“No!” the old woman said. “I have to carry them! That’s the mystery!”

“Well,” said Penny. She brought her right hand up, cupped it to wave goodbye.

“Have a nice night!” the bus driver said, and the old woman eased down the big stairs without a hand to hold the rail.

“I guess it’s time to go home,” Penny said as the bus started moving again. She rested her hands on her knees, eager. They drove, and drove, and it didn’t take long for Penny to realize they were not headed in the direction of her stop. Yipee, Penny thought. Yes. As they moved farther and farther away, she felt her body tingle and tickle with anticipation. This is the moment she loved best. How she adored the work of this kind of man: someone whose job it was to be on the move, to constantly change the scenery out of those endlessly rectangle windows. The bus driver drove and drove and Penny sat patient and firm. She thought about the dullness that came everyday before she got on the bus home. She thought about the predictable and unbearable weight of routine that awaited her in the quiet neighborhood where her husband parked his car. How the windows there were covered over in curtains, and for good reason. She looked at the bus driver, and noticed that he, too, was concentrating hard. He was focused as a headlight, Penny noticed, and she liked that. He had a goal, and it had nothing to do with standing still, with setting an alarm clock just to remind yourself that you’re alive.

At 11:00, she took off her pantyhose. It was getting late, after all, and romance wasn’t everything. “Where are we headed to?” she asked.

The bus driver didn’t say anything.

“Hmmmm,” she moaned, moaning her best Hmmmm. “I can’t wait.”

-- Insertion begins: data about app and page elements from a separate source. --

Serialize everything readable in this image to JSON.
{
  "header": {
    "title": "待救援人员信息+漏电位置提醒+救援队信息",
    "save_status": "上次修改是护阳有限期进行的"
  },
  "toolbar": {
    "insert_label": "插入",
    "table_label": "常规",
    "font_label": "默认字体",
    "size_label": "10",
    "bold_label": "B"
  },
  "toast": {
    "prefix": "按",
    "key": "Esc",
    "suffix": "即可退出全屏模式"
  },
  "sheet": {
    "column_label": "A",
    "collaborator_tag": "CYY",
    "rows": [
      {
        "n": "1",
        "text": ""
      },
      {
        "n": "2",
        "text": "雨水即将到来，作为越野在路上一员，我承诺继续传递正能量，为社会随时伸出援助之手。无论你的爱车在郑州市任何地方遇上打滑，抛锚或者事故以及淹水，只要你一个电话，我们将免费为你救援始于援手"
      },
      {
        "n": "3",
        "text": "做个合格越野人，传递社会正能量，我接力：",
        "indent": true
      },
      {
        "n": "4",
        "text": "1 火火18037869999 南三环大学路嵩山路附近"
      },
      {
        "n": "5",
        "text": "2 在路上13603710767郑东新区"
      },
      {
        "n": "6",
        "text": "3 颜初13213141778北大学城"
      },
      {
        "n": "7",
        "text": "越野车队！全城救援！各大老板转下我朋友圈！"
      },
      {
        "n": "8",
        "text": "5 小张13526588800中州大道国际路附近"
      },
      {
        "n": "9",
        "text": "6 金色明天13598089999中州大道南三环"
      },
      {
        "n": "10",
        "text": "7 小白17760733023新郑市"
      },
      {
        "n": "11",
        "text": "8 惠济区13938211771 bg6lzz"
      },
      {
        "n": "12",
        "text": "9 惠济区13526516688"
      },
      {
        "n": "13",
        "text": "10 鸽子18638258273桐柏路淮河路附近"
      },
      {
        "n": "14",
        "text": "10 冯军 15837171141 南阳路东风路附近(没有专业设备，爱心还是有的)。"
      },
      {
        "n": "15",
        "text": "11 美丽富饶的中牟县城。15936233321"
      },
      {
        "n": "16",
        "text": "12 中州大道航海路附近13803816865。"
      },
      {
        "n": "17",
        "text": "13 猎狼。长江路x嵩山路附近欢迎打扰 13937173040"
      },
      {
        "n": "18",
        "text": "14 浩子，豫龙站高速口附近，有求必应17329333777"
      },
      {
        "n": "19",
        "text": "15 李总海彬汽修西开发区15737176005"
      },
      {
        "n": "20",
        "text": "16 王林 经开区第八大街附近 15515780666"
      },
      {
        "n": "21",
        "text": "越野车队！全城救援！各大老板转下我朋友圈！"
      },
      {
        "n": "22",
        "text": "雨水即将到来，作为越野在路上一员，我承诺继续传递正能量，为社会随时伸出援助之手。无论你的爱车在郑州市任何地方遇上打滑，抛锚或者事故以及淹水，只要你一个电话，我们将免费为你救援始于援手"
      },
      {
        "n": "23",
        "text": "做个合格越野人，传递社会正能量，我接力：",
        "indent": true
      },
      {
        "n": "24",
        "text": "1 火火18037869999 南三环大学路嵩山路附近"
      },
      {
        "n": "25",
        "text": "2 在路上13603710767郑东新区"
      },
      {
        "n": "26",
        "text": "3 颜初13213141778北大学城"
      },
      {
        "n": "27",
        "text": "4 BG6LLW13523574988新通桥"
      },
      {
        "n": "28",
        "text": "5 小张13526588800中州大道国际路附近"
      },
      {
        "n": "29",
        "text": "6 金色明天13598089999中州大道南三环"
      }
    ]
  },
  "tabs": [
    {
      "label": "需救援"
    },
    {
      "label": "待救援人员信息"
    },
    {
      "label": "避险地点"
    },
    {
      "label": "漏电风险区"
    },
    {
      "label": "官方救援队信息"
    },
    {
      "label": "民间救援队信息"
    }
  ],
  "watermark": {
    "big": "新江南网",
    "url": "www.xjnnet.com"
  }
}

Penny stood up next to him and caressed the back of his neck, feeling the little hairs at the base of his skull, so soft. “I love surprises,” she said, although she did not.

The bus driver kept looking ahead, abandoning even the comfort of the rearview mirror.

Long minutes passed and eventually Penny sat back down. And waited some more. She waited and he drove and drove, the sun long gone, the new day approaching quickly, like another bus to meet.

“Look,” she said, “should we pull over? I would l-o-v-e to pull over with you.”

They drove south. That’s the direction they were headed: south.

And that bus driver just got bigger and bigger, a near giant, and led her away.

“Stop!” she said at 1:00. And he did. He spoke his first words to her in hours at a gas station several hundreds of miles from home. “Stay on,” he said, and what could she do?

As they drove Penny got to hating the bus driver, his long tease, his endless road trip. She threw her pantyhose against the windshield, their black legs crumpled and sliding down. She was really ready to go.

The bus driver, though, he was dedicated. He wanted a commitment.

“I have a husband!” she yelled, crossing her arms meanly. “Hey, let me off!”

“It’s your first day!” she said, and moved to the back of the bus. She looked out the side windows, watched the road turn from pavement to dirt to pavement again, saw the unfamiliar road signs and ignored them, and then fell asleep. She couldn’t help it. It was very late.

Penny woke up to the calm bus driver’s voice. “Look,” he said, pointing out the right window. The sun was coming up over the horizon, a bright half circle, making the trees golden, lighting her pale skin. She adjusted her eyes, watched the sun move up, move out, lay over the fields with purpose. He had offered her this, had loved her at least this much.

Penny was ready to get off, really. She raised her hand again, raised it for the thousandth time, but now jerked the line. The stiff bell rang. Sadness flooded her heart for that single lonely ding, so trained, so short. Her heart flooded and then she looked out the window

and recognized her neighborhood, the familiar houses, the broken sidewalk, and then she felt nothing at all.

The bus driver’s ears perked at the bell and he stopped. The slim double doors opened. Penny stumbled out of her seat, walked the great distance of the bus aisle, pushed a hand over her hair to smooth it, and walked off. “Have a nice day!” he yelled and she looked back, cooly. She walked, and walked, she circled the block without knowing why, and she thought, as she dragged herself across the neighbor’s lawn, that she had been closer to home than this a million times.

The End